Loss deepens for Kosmos as impairments bite
- Business developments & projects
U.S. oil and gas company Kosmos Energy sank deeper into the red in the first quarter of 2020 due to impairments and low oil prices.
According to its report on Monday, Kosmos generated a net loss of $183 million in the first quarter of 2020 compared to the loss of $52.9 million in the first quarter of last year.
Kosmos has booked asset impairments in the first quarter totalling $151 million. These impairments are largely related to the Kodiak and Tornado fields in the Gulf of Mexico and are due to the change in the oil prices since Kosmos acquired the assets in late 2018.
The impairments represent around 10% of the total consideration paid for Deep Gulf Energy at the time.
Kosmos booked revenues of $178 million in the first quarter of 2020 compared to revenues of $296.8 million in the same period of 2019.
The company’s capital expenditure for the period was $84 million.
In addition to the timing mismatch between production and the lifting of cargos, the first quarter was impacted by non-cash asset impairments and restructuring charges of $169 million.
These charges were partly reduced by a mark-to-market gain of $136 million, offset by a $12 million cash settlement related to the company’s oil derivative contracts. The company also incurred non-cash deferred tax expense related to a valuation allowance against deferred tax assets and the increased market value of the hedges, totalling $72 million.
Kosmos exited the first quarter of 2020 with approximately $677 million of liquidity and $1.97 billion of net debt.
Shut-ins in Gulf of Mexico to affect 2Q
Kosmos’ net production in 1Q 2020 was 66,300 barrels of oil equivalent per day (boepd), at the upper end of guidance.
This compared to the production of 79,799 boepd in the same period of 2019.
Sales in 1Q 2020 were 43,700 boepd, resulting in a material net underlift position of approximately 1.7 million barrels of oil equivalent (boe).
Production in the U.S. Gulf of Mexico was unaffected by COVID-19 and averaged approximately 28,300 boepd net (80% oil) during the first quarter, at the top end of guidance.
As a result of current market conditions, the operator of the Delta House host platform in the U.S. Gulf of Mexico, Llog Exploration, has chosen to shut-in the facility during the month of May 2020 and accelerate planned maintenance.

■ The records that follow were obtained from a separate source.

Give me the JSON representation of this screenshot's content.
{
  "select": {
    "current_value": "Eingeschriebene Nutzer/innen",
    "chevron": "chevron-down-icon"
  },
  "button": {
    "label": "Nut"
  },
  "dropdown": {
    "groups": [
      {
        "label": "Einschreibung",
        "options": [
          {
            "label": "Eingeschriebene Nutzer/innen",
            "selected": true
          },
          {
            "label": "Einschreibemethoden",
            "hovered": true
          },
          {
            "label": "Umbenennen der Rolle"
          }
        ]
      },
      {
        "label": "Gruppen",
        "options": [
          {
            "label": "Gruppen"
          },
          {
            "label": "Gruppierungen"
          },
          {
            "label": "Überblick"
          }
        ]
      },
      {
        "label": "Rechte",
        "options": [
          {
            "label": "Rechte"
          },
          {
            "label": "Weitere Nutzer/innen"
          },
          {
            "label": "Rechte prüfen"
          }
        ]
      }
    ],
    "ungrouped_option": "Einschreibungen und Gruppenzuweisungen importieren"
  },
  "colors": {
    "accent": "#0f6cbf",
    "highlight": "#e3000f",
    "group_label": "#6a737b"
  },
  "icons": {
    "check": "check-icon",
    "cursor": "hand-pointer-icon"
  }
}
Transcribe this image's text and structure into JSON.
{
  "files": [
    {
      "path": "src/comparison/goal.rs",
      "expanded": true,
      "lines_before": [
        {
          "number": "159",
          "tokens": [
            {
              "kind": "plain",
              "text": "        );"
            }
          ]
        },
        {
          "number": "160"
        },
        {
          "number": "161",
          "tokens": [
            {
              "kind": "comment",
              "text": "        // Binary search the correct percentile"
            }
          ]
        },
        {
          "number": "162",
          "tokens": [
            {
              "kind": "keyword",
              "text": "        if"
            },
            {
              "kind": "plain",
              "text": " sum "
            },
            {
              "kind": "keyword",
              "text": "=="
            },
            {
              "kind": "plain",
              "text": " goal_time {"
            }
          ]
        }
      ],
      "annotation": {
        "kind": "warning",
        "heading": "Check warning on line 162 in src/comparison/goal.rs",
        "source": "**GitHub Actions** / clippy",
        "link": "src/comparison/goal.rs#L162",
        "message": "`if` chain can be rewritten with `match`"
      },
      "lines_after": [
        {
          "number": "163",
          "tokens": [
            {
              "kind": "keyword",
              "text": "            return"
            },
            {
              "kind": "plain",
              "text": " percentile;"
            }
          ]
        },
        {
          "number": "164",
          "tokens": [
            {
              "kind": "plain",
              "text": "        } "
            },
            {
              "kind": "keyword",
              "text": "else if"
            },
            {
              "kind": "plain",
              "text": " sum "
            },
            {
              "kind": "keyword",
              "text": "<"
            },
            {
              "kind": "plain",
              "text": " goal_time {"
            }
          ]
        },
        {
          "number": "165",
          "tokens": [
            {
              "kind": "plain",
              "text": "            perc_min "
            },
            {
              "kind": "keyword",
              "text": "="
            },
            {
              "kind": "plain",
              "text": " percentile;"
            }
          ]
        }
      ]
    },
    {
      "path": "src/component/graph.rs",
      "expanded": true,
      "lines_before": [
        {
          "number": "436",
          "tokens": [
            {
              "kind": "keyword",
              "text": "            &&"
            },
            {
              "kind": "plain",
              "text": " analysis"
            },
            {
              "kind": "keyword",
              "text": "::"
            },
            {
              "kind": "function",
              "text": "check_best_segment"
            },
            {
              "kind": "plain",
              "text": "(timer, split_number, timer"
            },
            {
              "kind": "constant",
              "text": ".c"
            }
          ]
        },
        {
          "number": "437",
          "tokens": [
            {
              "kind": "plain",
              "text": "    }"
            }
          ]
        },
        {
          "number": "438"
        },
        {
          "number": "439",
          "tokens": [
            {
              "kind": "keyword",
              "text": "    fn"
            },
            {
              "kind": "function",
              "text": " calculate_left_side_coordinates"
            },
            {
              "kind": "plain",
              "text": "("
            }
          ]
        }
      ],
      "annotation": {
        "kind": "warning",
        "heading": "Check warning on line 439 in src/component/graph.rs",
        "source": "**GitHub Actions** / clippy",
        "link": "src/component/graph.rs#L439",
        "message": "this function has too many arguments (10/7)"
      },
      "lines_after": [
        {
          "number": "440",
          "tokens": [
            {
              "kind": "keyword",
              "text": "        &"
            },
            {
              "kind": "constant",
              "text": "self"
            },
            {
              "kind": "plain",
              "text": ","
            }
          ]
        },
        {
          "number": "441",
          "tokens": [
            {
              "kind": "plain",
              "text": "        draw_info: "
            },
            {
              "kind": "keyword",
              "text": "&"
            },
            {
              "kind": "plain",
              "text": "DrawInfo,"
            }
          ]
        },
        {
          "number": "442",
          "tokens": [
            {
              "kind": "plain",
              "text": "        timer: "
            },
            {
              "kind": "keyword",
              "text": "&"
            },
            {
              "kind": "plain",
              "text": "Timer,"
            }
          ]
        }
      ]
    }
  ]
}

The shut-in of Delta House will impact the second-quarter production by approximately 5,500 boepd (net) from fields processed through this facility.
In addition, Kosmos will temporarily shut-in approximately 1,500 boepd (net) at other facilities during 2Q, resulting in approximately 7,000 boepd of net Kosmos production shut-in during the second quarter.
Kosmos currently expects the shut-ins to last through the end of May, however, timing will depend on future market conditions.
Kosmos’ full-year net production guidance in the U.S. Gulf of Mexico is expected at the lower end of the of 24,000-28,000 boepd range assuming the shut-ins last through May.
In Ghana, full-year net production guidance is 27,000-29,000 bopd and it is unchanged.
In Equatorial Guinea, Kosmos’ full-year net production guidance is 11,000-13,000 bopd and cargo guidance of 4.5 cargos is unchanged.
In response to current market volatility, Kosmos has identified capital reductions in the base business of around 40% from discretionary expenditure largely from exploration activities in the Gulf of Mexico, its basin-opening exploration portfolio, and other non-critical work that does not impact safety and asset integrity.
The company is now targeting base business capital expenditure of $200-$225 million in 2020 while keeping 2020 production within the range of previous guidance and with the minimal expected impact on 2021 production.
Kosmos has taken steps with the operators of producing assets to target a reduction in operating expenses of approximately $2-3 per barrel in 2020.
In addition, Kosmos is reducing cash general and administrative (G&A) costs in 2020 by approximately 40%, through a reduction in headcount, no planned employee cash bonuses and other identified reductions.
These capital, operating, and G&A cost reductions lower the company’s costs for 2020 by approximately $250 million, or 30% in total.
In March, the board of directors of the company made the decision to suspend the dividend, which will result in cash savings in 2020 of approximately $57 million.